By Monday, December 11, however, Juan Diego’s uncle Juan Bernardino had fallen sick and Juan Diego was obliged to attend to him. In the very early hours of Tuesday, December 12, Juan Bernardino’s condition having deteriorated overnight, Juan Diego set out to Tlatelolco to fetch a priest to hear Juan Bernardino’s confession and minister to him on his death-bed.
In order to avoid being delayed by the Virgin and ashamed at having failed to meet her on the Monday as agreed, Juan Diego chose another route around the hill, but the Virgin intercepted him and asked where he was going (fourth apparition); Juan Diego explained what had happened and the Virgin gently chided him for not having had recourse to her. In the words which have become the most famous phrase of the Guadalupe event and are inscribed over the main entrance to the Basilica of Guadalupe, she asked, “¿No estoy yo aquí que soy tu madre?” (Am I not here, I who am your mother?). She assured him that Juan Bernardino had now recovered and she told him to gather flowers from the top of Tepeyac Hill, which was normally barren, especially in December. Juan followed her instructions and he found Castilian roses, not native to Mexico, blooming there. The Virgin arranged the flowers in Juan’s tilma or cloak, and when Juan Diego opened his cloak before archbishop Zumárraga on December 12, the flowers fell to the floor, and on the fabric was the image of the Virgin of Guadalupe.
The next day, on December 13, Juan Diego found his uncle fully recovered, as the Virgin had assured him, and Juan Bernardino recounted that he too had seen her, at his bed-side (fifth apparition); that she had instructed him to inform the bishop of this apparition and of his miraculous cure; and that she had told him she desired to be known under the title of Guadalupe.

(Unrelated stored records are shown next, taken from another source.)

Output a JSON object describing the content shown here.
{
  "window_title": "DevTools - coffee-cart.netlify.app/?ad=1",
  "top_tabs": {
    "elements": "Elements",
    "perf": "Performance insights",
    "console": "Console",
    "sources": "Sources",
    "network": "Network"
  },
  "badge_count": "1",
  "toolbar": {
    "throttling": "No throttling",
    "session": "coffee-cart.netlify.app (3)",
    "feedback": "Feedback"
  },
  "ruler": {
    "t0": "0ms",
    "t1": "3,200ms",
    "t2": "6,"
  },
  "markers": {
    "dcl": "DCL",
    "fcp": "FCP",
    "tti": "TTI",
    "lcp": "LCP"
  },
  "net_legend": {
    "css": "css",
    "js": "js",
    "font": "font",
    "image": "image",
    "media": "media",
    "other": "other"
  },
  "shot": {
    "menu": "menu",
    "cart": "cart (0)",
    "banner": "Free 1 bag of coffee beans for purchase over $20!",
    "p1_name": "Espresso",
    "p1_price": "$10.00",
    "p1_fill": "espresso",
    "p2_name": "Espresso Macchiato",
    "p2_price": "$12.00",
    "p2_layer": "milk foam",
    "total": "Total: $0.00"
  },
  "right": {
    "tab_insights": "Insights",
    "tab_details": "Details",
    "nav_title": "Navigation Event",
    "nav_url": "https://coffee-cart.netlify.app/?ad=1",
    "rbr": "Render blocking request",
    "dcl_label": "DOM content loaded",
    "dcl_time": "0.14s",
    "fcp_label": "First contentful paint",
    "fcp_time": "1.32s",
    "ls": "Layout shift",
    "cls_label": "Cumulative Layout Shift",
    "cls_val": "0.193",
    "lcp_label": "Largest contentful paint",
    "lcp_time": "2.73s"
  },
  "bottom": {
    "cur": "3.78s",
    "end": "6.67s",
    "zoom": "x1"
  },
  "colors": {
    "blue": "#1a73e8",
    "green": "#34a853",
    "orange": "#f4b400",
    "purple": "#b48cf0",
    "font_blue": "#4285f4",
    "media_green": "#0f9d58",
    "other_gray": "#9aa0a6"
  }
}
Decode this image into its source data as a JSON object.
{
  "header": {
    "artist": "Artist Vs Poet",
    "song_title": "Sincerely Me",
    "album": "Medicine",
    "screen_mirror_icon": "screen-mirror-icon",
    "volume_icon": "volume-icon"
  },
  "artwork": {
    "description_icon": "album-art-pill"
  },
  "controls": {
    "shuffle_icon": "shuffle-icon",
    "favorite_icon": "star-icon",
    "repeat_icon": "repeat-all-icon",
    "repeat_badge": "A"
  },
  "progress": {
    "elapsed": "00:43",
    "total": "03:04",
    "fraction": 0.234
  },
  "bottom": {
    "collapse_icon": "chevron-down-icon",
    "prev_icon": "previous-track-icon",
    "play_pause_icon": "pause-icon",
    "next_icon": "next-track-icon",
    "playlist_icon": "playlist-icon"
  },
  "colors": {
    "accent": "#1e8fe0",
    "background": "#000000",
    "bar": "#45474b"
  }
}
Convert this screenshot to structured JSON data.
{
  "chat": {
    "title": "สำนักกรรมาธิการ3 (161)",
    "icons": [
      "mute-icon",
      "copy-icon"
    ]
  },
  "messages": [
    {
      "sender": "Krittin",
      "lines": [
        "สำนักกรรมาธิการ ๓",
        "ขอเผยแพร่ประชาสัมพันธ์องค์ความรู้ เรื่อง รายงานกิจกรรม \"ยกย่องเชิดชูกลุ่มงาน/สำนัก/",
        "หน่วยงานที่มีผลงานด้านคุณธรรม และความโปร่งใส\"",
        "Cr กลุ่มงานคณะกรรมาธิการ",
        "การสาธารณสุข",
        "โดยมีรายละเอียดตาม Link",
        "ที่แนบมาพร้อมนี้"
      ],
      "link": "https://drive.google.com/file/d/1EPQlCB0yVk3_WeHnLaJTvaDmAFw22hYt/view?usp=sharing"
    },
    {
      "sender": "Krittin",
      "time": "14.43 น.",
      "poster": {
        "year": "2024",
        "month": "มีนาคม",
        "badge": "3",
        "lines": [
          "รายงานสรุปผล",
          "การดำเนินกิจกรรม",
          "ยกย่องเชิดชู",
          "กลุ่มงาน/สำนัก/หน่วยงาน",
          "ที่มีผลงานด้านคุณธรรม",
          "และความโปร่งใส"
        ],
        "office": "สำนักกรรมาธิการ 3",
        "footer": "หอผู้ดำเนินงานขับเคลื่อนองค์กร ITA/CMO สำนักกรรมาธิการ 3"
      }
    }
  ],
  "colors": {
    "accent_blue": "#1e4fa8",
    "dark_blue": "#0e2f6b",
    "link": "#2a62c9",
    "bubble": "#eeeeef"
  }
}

The bishop kept Juan Diego’s mantle first in his private chapel and then in the church on public display where it attracted great attention. On December 26, 1531, a procession formed for taking the miraculous image back to Tepeyac where it was installed in a small hastily erected chapel. In course of this procession, the first miracle was allegedly performed when an Indian was mortally wounded in the neck by an arrow shot by accident during some stylized martial displays executed in honour of the Virgin. In great distress, the Indians carried him before the Virgin’s image and pleaded for his life. Upon the arrow being withdrawn, the victim made a full and immediate recovery.
Juan Diego’s tilma has become Mexico’s most popular religious and cultural symbol and has received widespread ecclesiastical and popular support. In the 19th century it became the rallying call of American-born Spaniards in New Spain, who saw the story of the apparition as legitimizing their own Mexican origin and infusing it with an almost messianic sense of mission and identity – thus also legitimizing their armed rebellion against Spain.
Historically the devotion to Our Lady of Guadalupe did not lack clerical opponents within Mexico, especially in the early years, and in more recent times some Catholic scholars, and even a former abbot of the basilica, Monsignor Guillermo Schulenburg, have openly doubted the historical existence of Juan Diego, referring to the devotion as merely symbolic, propagated by a sensational cult. Nonetheless, Juan Diego was canonized in 2002, under the name Saint Juan Diego Cuauhtlatoatzin.
While the image garners much religious devotion and Mexican patriotism, scholarly criticism on the image is also notable, considering the artistic disproportion of the image, the similarity of the image to Spanish pre-colonial artwork closely related to the Aztec colony at the time, the alleged relationship of Marcos Cipac de Aquino in either inventing or amending the tilma cloak, and the public declaration of the abbot of the Guadalupe shrine pertaining to the false existence of the Marian apparitions.